Aim of the task:
Every entry needs to be duplicated exactly.

The input:
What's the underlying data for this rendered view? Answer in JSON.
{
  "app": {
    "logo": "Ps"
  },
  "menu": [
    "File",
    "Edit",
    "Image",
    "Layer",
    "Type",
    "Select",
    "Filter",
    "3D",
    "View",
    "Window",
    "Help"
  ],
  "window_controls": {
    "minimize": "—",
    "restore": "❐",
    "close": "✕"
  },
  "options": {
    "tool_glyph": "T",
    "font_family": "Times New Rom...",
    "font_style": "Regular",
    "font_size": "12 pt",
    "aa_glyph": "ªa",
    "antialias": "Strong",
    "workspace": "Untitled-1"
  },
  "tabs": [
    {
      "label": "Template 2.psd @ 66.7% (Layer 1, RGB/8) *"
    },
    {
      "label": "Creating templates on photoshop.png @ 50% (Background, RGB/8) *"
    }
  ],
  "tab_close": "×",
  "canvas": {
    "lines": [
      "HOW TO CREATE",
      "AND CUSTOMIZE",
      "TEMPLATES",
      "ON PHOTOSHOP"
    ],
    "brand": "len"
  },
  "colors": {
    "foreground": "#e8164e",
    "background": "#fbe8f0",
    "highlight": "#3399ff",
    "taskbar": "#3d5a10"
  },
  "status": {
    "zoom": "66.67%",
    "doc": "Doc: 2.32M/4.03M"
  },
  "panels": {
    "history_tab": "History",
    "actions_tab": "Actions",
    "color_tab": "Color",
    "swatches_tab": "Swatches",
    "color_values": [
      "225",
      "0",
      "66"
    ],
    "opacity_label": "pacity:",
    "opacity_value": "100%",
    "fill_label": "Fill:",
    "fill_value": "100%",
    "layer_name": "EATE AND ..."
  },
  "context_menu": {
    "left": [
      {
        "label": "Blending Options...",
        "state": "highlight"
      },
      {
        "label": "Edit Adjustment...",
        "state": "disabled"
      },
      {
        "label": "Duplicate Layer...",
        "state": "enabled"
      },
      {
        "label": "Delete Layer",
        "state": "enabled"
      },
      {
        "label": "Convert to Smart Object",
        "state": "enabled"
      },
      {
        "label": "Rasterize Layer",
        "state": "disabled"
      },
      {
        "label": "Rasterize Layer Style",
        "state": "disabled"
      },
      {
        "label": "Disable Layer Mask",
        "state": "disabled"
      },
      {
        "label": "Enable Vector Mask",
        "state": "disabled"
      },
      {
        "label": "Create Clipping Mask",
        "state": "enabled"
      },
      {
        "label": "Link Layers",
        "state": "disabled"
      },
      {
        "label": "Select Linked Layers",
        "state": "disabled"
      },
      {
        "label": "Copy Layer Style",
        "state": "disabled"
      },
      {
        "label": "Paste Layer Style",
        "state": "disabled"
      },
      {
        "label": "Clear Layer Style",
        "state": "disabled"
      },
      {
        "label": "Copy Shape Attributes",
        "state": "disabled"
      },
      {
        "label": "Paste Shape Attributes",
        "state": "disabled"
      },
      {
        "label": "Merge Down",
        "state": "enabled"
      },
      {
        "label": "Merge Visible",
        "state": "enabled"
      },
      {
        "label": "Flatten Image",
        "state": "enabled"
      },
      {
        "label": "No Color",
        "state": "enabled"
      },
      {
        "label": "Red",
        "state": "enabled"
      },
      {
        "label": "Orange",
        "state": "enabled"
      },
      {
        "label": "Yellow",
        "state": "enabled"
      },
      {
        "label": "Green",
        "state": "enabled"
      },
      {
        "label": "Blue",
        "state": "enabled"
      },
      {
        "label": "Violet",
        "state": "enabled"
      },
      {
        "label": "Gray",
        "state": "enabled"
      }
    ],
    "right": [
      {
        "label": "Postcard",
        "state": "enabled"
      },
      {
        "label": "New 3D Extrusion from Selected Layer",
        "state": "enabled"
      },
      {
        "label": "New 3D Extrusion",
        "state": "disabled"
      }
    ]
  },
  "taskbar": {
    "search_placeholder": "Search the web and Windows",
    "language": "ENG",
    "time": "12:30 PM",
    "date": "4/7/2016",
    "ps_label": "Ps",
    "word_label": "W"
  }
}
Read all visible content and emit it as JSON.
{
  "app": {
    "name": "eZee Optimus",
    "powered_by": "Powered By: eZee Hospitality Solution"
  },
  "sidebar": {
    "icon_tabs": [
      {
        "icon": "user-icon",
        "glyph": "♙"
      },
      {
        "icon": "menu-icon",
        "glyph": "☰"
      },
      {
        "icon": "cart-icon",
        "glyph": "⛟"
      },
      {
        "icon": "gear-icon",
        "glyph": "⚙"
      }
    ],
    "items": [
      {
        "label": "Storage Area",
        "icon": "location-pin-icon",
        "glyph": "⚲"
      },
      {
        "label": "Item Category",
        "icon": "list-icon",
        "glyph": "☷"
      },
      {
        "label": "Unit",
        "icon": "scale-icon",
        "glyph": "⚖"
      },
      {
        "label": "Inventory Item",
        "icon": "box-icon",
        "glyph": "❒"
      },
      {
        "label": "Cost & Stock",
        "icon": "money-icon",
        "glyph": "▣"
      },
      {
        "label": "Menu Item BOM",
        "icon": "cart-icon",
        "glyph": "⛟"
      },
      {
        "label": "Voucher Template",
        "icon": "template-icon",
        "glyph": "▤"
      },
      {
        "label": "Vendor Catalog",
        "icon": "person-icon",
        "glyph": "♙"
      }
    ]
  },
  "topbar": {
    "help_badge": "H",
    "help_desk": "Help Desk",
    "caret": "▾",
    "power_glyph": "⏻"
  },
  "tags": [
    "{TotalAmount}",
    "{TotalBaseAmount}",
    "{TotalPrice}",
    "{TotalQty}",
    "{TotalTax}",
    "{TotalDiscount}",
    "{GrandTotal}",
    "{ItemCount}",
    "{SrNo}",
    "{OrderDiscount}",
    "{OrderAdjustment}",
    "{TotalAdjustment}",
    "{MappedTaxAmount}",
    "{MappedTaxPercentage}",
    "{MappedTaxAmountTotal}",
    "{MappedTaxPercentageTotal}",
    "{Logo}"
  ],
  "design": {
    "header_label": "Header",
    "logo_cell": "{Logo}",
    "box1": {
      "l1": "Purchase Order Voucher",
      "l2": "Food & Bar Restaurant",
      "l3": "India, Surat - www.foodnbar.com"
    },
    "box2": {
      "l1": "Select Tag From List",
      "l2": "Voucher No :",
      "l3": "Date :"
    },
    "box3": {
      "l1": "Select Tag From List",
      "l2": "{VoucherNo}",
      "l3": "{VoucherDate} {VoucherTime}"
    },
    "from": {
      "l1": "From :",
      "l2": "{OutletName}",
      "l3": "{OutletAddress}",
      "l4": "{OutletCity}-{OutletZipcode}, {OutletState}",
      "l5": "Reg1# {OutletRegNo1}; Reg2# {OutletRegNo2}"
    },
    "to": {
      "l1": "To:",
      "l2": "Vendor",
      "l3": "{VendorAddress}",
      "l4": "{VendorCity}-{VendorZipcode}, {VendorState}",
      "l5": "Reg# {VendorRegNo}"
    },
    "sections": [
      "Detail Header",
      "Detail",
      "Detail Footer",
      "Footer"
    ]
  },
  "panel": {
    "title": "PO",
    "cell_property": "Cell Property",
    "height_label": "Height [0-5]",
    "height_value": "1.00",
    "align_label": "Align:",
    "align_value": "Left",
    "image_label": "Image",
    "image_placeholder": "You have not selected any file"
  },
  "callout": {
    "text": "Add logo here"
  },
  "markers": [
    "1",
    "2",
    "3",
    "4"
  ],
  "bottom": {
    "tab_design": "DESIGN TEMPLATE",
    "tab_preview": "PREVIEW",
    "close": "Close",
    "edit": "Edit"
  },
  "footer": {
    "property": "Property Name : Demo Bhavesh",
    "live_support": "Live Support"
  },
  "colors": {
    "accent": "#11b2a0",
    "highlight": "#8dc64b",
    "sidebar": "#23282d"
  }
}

Solution below:
What's the underlying data for this rendered view? Answer in JSON.
{
  "app": {
    "logo": "Ps"
  },
  "menu": [
    "File",
    "Edit",
    "Image",
    "Layer",
    "Type",
    "Select",
    "Filter",
    "3D",
    "View",
    "Window",
    "Help"
  ],
  "window_controls": {
    "minimize": "—",
    "restore": "❐",
    "close": "✕"
  },
  "options": {
    "tool_glyph": "T",
    "font_family": "Times New Rom...",
    "font_style": "Regular",
    "font_size": "12 pt",
    "aa_glyph": "ªa",
    "antialias": "Strong",
    "workspace": "Untitled-1"
  },
  "tabs": [
    {
      "label": "Template 2.psd @ 66.7% (Layer 1, RGB/8) *"
    },
    {
      "label": "Creating templates on photoshop.png @ 50% (Background, RGB/8) *"
    }
  ],
  "tab_close": "×",
  "canvas": {
    "lines": [
      "HOW TO CREATE",
      "AND CUSTOMIZE",
      "TEMPLATES",
      "ON PHOTOSHOP"
    ],
    "brand": "len"
  },
  "colors": {
    "foreground": "#e8164e",
    "background": "#fbe8f0",
    "highlight": "#3399ff",
    "taskbar": "#3d5a10"
  },
  "status": {
    "zoom": "66.67%",
    "doc": "Doc: 2.32M/4.03M"
  },
  "panels": {
    "history_tab": "History",
    "actions_tab": "Actions",
    "color_tab": "Color",
    "swatches_tab": "Swatches",
    "color_values": [
      "225",
      "0",
      "66"
    ],
    "opacity_label": "pacity:",
    "opacity_value": "100%",
    "fill_label": "Fill:",
    "fill_value": "100%",
    "layer_name": "EATE AND ..."
  },
  "context_menu": {
    "left": [
      {
        "label": "Blending Options...",
        "state": "highlight"
      },
      {
        "label": "Edit Adjustment...",
        "state": "disabled"
      },
      {
        "label": "Duplicate Layer...",
        "state": "enabled"
      },
      {
        "label": "Delete Layer",
        "state": "enabled"
      },
      {
        "label": "Convert to Smart Object",
        "state": "enabled"
      },
      {
        "label": "Rasterize Layer",
        "state": "disabled"
      },
      {
        "label": "Rasterize Layer Style",
        "state": "disabled"
      },
      {
        "label": "Disable Layer Mask",
        "state": "disabled"
      },
      {
        "label": "Enable Vector Mask",
        "state": "disabled"
      },
      {
        "label": "Create Clipping Mask",
        "state": "enabled"
      },
      {
        "label": "Link Layers",
        "state": "disabled"
      },
      {
        "label": "Select Linked Layers",
        "state": "disabled"
      },
      {
        "label": "Copy Layer Style",
        "state": "disabled"
      },
      {
        "label": "Paste Layer Style",
        "state": "disabled"
      },
      {
        "label": "Clear Layer Style",
        "state": "disabled"
      },
      {
        "label": "Copy Shape Attributes",
        "state": "disabled"
      },
      {
        "label": "Paste Shape Attributes",
        "state": "disabled"
      },
      {
        "label": "Merge Down",
        "state": "enabled"
      },
      {
        "label": "Merge Visible",
        "state": "enabled"
      },
      {
        "label": "Flatten Image",
        "state": "enabled"
      },
      {
        "label": "No Color",
        "state": "enabled"
      },
      {
        "label": "Red",
        "state": "enabled"
      },
      {
        "label": "Orange",
        "state": "enabled"
      },
      {
        "label": "Yellow",
        "state": "enabled"
      },
      {
        "label": "Green",
        "state": "enabled"
      },
      {
        "label": "Blue",
        "state": "enabled"
      },
      {
        "label": "Violet",
        "state": "enabled"
      },
      {
        "label": "Gray",
        "state": "enabled"
      }
    ],
    "right": [
      {
        "label": "Postcard",
        "state": "enabled"
      },
      {
        "label": "New 3D Extrusion from Selected Layer",
        "state": "enabled"
      },
      {
        "label": "New 3D Extrusion",
        "state": "disabled"
      }
    ]
  },
  "taskbar": {
    "search_placeholder": "Search the web and Windows",
    "language": "ENG",
    "time": "12:30 PM",
    "date": "4/7/2016",
    "ps_label": "Ps",
    "word_label": "W"
  }
}
Read all visible content and emit it as JSON.
{
  "app": {
    "name": "eZee Optimus",
    "powered_by": "Powered By: eZee Hospitality Solution"
  },
  "sidebar": {
    "icon_tabs": [
      {
        "icon": "user-icon",
        "glyph": "♙"
      },
      {
        "icon": "menu-icon",
        "glyph": "☰"
      },
      {
        "icon": "cart-icon",
        "glyph": "⛟"
      },
      {
        "icon": "gear-icon",
        "glyph": "⚙"
      }
    ],
    "items": [
      {
        "label": "Storage Area",
        "icon": "location-pin-icon",
        "glyph": "⚲"
      },
      {
        "label": "Item Category",
        "icon": "list-icon",
        "glyph": "☷"
      },
      {
        "label": "Unit",
        "icon": "scale-icon",
        "glyph": "⚖"
      },
      {
        "label": "Inventory Item",
        "icon": "box-icon",
        "glyph": "❒"
      },
      {
        "label": "Cost & Stock",
        "icon": "money-icon",
        "glyph": "▣"
      },
      {
        "label": "Menu Item BOM",
        "icon": "cart-icon",
        "glyph": "⛟"
      },
      {
        "label": "Voucher Template",
        "icon": "template-icon",
        "glyph": "▤"
      },
      {
        "label": "Vendor Catalog",
        "icon": "person-icon",
        "glyph": "♙"
      }
    ]
  },
  "topbar": {
    "help_badge": "H",
    "help_desk": "Help Desk",
    "caret": "▾",
    "power_glyph": "⏻"
  },
  "tags": [
    "{TotalAmount}",
    "{TotalBaseAmount}",
    "{TotalPrice}",
    "{TotalQty}",
    "{TotalTax}",
    "{TotalDiscount}",
    "{GrandTotal}",
    "{ItemCount}",
    "{SrNo}",
    "{OrderDiscount}",
    "{OrderAdjustment}",
    "{TotalAdjustment}",
    "{MappedTaxAmount}",
    "{MappedTaxPercentage}",
    "{MappedTaxAmountTotal}",
    "{MappedTaxPercentageTotal}",
    "{Logo}"
  ],
  "design": {
    "header_label": "Header",
    "logo_cell": "{Logo}",
    "box1": {
      "l1": "Purchase Order Voucher",
      "l2": "Food & Bar Restaurant",
      "l3": "India, Surat - www.foodnbar.com"
    },
    "box2": {
      "l1": "Select Tag From List",
      "l2": "Voucher No :",
      "l3": "Date :"
    },
    "box3": {
      "l1": "Select Tag From List",
      "l2": "{VoucherNo}",
      "l3": "{VoucherDate} {VoucherTime}"
    },
    "from": {
      "l1": "From :",
      "l2": "{OutletName}",
      "l3": "{OutletAddress}",
      "l4": "{OutletCity}-{OutletZipcode}, {OutletState}",
      "l5": "Reg1# {OutletRegNo1}; Reg2# {OutletRegNo2}"
    },
    "to": {
      "l1": "To:",
      "l2": "Vendor",
      "l3": "{VendorAddress}",
      "l4": "{VendorCity}-{VendorZipcode}, {VendorState}",
      "l5": "Reg# {VendorRegNo}"
    },
    "sections": [
      "Detail Header",
      "Detail",
      "Detail Footer",
      "Footer"
    ]
  },
  "panel": {
    "title": "PO",
    "cell_property": "Cell Property",
    "height_label": "Height [0-5]",
    "height_value": "1.00",
    "align_label": "Align:",
    "align_value": "Left",
    "image_label": "Image",
    "image_placeholder": "You have not selected any file"
  },
  "callout": {
    "text": "Add logo here"
  },
  "markers": [
    "1",
    "2",
    "3",
    "4"
  ],
  "bottom": {
    "tab_design": "DESIGN TEMPLATE",
    "tab_preview": "PREVIEW",
    "close": "Close",
    "edit": "Edit"
  },
  "footer": {
    "property": "Property Name : Demo Bhavesh",
    "live_support": "Live Support"
  },
  "colors": {
    "accent": "#11b2a0",
    "highlight": "#8dc64b",
    "sidebar": "#23282d"
  }
}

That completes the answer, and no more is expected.